- Arizona law requires employers in Arizona to use the “E-Verify” system (a free Web-based service offered by the federal Department of Homeland Security) to verify the employment authorization of all new employees hired after December 31, 2007. A.R.S. § 23‑214.
- If you have an employee or employees to whom you page wages for services performed in Arizona, you must register complete the Joint Tax Application for employer withholding and unemployment insurance. You can do this via the Arizona Department of Revenue website (click on “License a New Business”), which you can also use to register for other business taxes (if applicable).
6. Register with state offices
a. Arizona Secretary of State
- Before engaging in fundraising activities, you must register with the Arizona Secretary of State. A.R.S. § 44‑6552. You must also file an annual registration statement with the Arizona Secretary of State between September 1 and September 30 each year thereafter. Id.
b. Department of Revenue
7. Apply for tax exemptionsOnce you've incorporated as a nonprofit corporation, you can start applying for tax exemptions.
- The IRS lists a series of questions to help you determine whether your organization is eligible for federal tax exemption.
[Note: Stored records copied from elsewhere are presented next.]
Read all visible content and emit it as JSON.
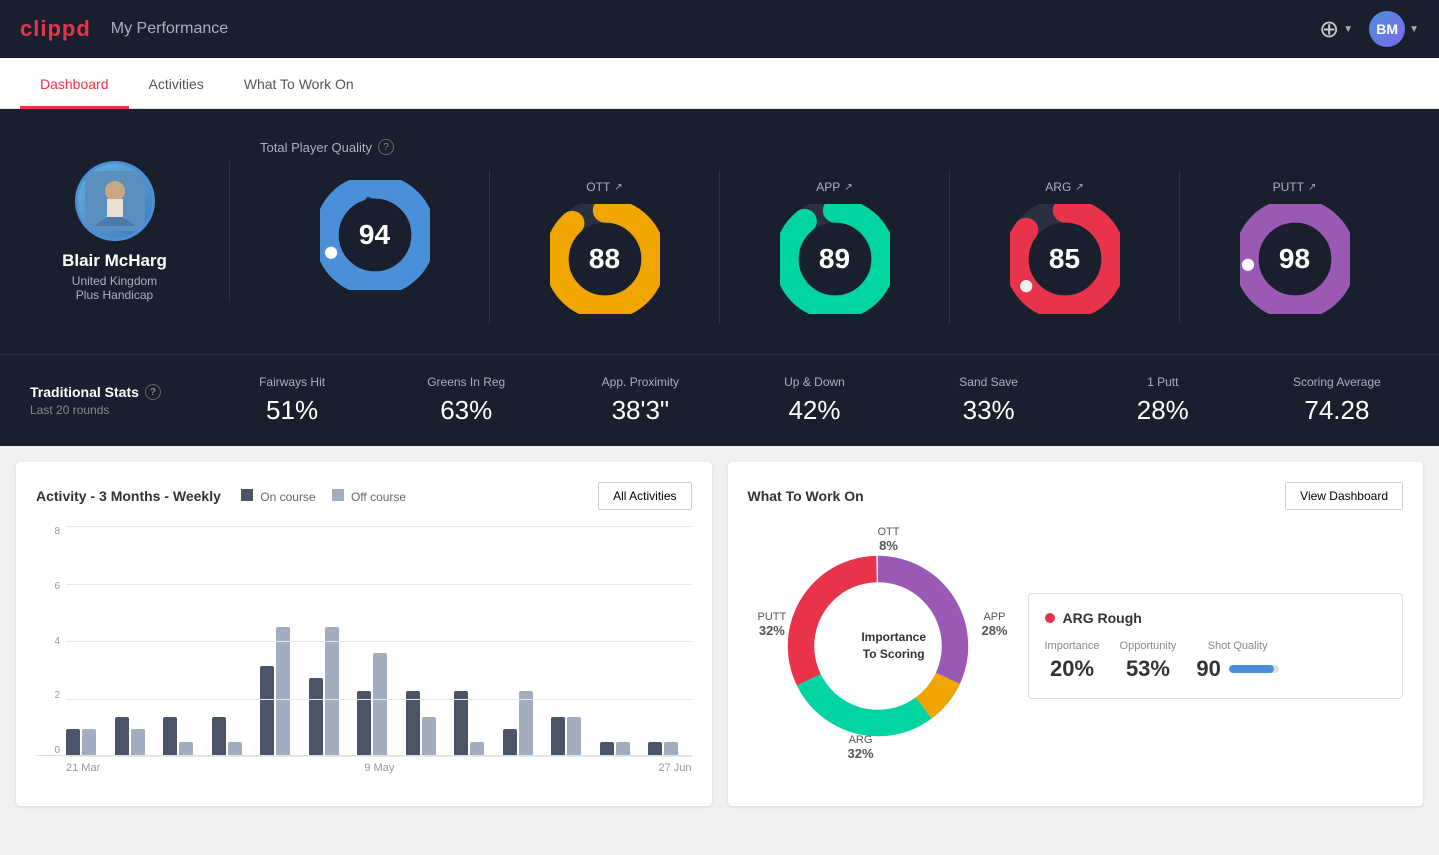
{
  "header": {
    "logo": "clippd",
    "title": "My Performance",
    "add_icon": "⊕",
    "avatar_initials": "BM"
  },
  "nav": {
    "tabs": [
      {
        "label": "Dashboard",
        "active": true
      },
      {
        "label": "Activities",
        "active": false
      },
      {
        "label": "What To Work On",
        "active": false
      }
    ]
  },
  "player": {
    "name": "Blair McHarg",
    "country": "United Kingdom",
    "handicap": "Plus Handicap"
  },
  "total_quality": {
    "title": "Total Player Quality",
    "score": "94",
    "color": "#4a90d9",
    "percentage": 94
  },
  "category_scores": [
    {
      "label": "OTT",
      "value": "88",
      "color": "#f0a500",
      "percentage": 88
    },
    {
      "label": "APP",
      "value": "89",
      "color": "#00d4a0",
      "percentage": 89
    },
    {
      "label": "ARG",
      "value": "85",
      "color": "#e8334a",
      "percentage": 85
    },
    {
      "label": "PUTT",
      "value": "98",
      "color": "#9b59b6",
      "percentage": 98
    }
  ],
  "traditional_stats": {
    "title": "Traditional Stats",
    "subtitle": "Last 20 rounds",
    "stats": [
      {
        "name": "Fairways Hit",
        "value": "51%"
      },
      {
        "name": "Greens In Reg",
        "value": "63%"
      },
      {
        "name": "App. Proximity",
        "value": "38'3\""
      },
      {
        "name": "Up & Down",
        "value": "42%"
      },
      {
        "name": "Sand Save",
        "value": "33%"
      },
      {
        "name": "1 Putt",
        "value": "28%"
      },
      {
        "name": "Scoring Average",
        "value": "74.28"
      }
    ]
  },
  "activity_chart": {
    "title": "Activity - 3 Months - Weekly",
    "legend": {
      "on_course": "On course",
      "off_course": "Off course"
    },
    "button": "All Activities",
    "x_labels": [
      "21 Mar",
      "9 May",
      "27 Jun"
    ],
    "y_labels": [
      "8",
      "6",
      "4",
      "2",
      "0"
    ],
    "bars": [
      {
        "on": 1,
        "off": 1
      },
      {
        "on": 1.5,
        "off": 1
      },
      {
        "on": 1.5,
        "off": 0.5
      },
      {
        "on": 1.5,
        "off": 0.5
      },
      {
        "on": 3.5,
        "off": 5
      },
      {
        "on": 3,
        "off": 5
      },
      {
        "on": 2.5,
        "off": 4
      },
      {
        "on": 2.5,
        "off": 1.5
      },
      {
        "on": 2.5,
        "off": 0.5
      },
      {
        "on": 1,
        "off": 2.5
      },
      {
        "on": 1.5,
        "off": 1.5
      },
      {
        "on": 0.5,
        "off": 0.5
      },
      {
        "on": 0.5,
        "off": 0.5
      }
    ]
  },
  "what_to_work_on": {
    "title": "What To Work On",
    "button": "View Dashboard",
    "donut_center": "Importance\nTo Scoring",
    "segments": [
      {
        "label": "OTT",
        "percentage": "8%",
        "color": "#f0a500",
        "position": "top"
      },
      {
        "label": "APP",
        "percentage": "28%",
        "color": "#00d4a0",
        "position": "right"
      },
      {
        "label": "ARG",
        "percentage": "32%",
        "color": "#e8334a",
        "position": "bottom"
      },
      {
        "label": "PUTT",
        "percentage": "32%",
        "color": "#9b59b6",
        "position": "left"
      }
    ],
    "card": {
      "title": "ARG Rough",
      "importance": "20%",
      "opportunity": "53%",
      "shot_quality": "90",
      "shot_quality_pct": 90
    }
  }
}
- See Applying for 501(c)(3) Tax Exemption for more information on how to apply for tax-exempt status under section 501(c)(3) of the tax code.
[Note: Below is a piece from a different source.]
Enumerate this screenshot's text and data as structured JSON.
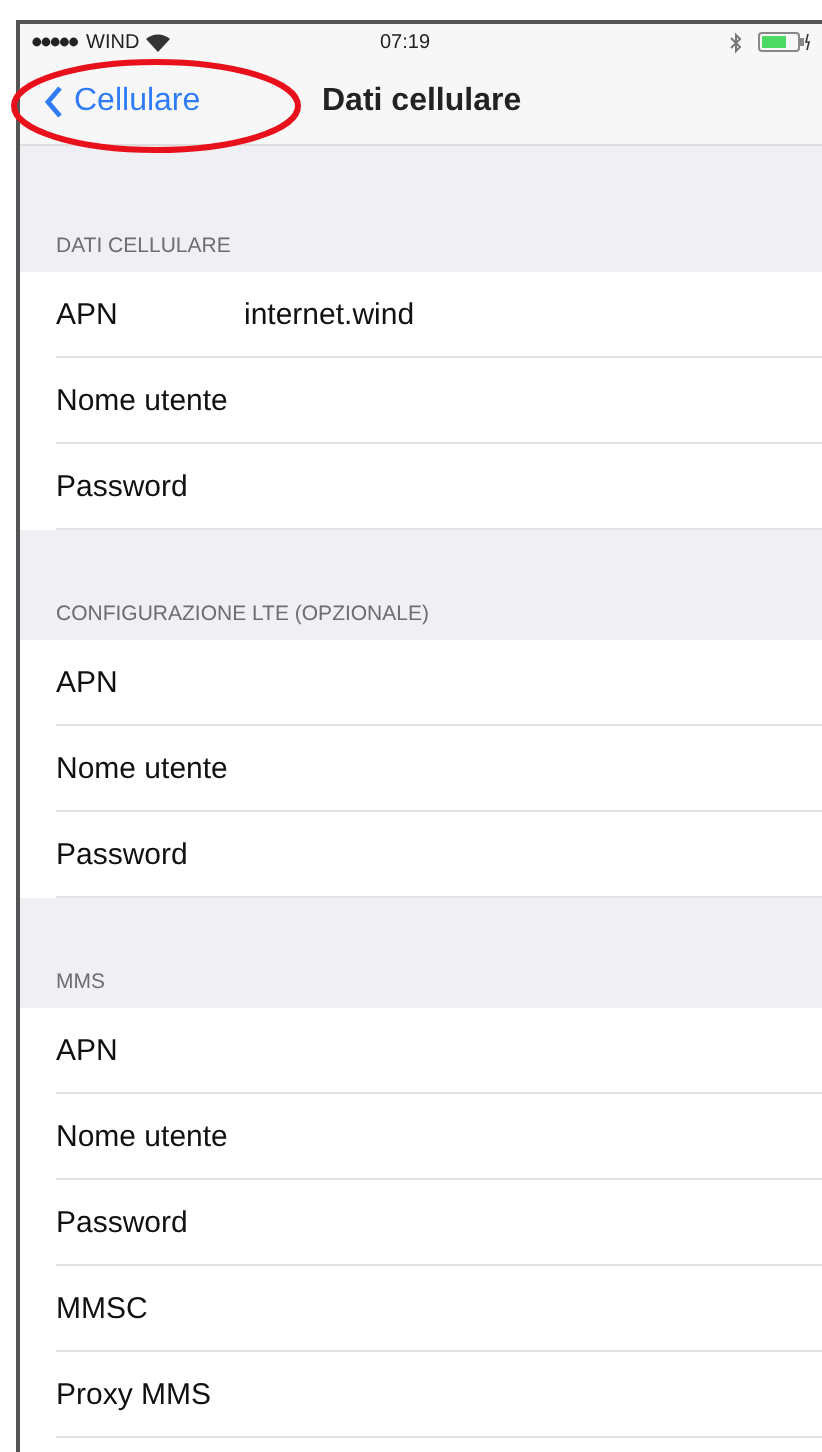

- All organizations exempt from federal income tax under section 501 of the Internal Revenue Code are exempt from Arizona income tax. A.R.S. § 43‑1201. See A.R.S. § 43‑1201 for further discussion of other entities exempt from Arizona income tax, including “[c]orporations organized and operated exclusively for religious, charitable, scientific, literary or educational purposes . . . [when] no part of the net earnings of which inures to the benefit of any private shareholder or individual, and no substantial part of the activities of which is carrying on propaganda or otherwise attempting to influence legislation.
- According to the Arizona Department of Revenue guide for nonprofit organizations, “[g]enerally, it is unnecessary to applyto the Department of Revenue for a letter confirmingexemption from state Income Tax.”
- See Forming a Nonprofit Corporation for details.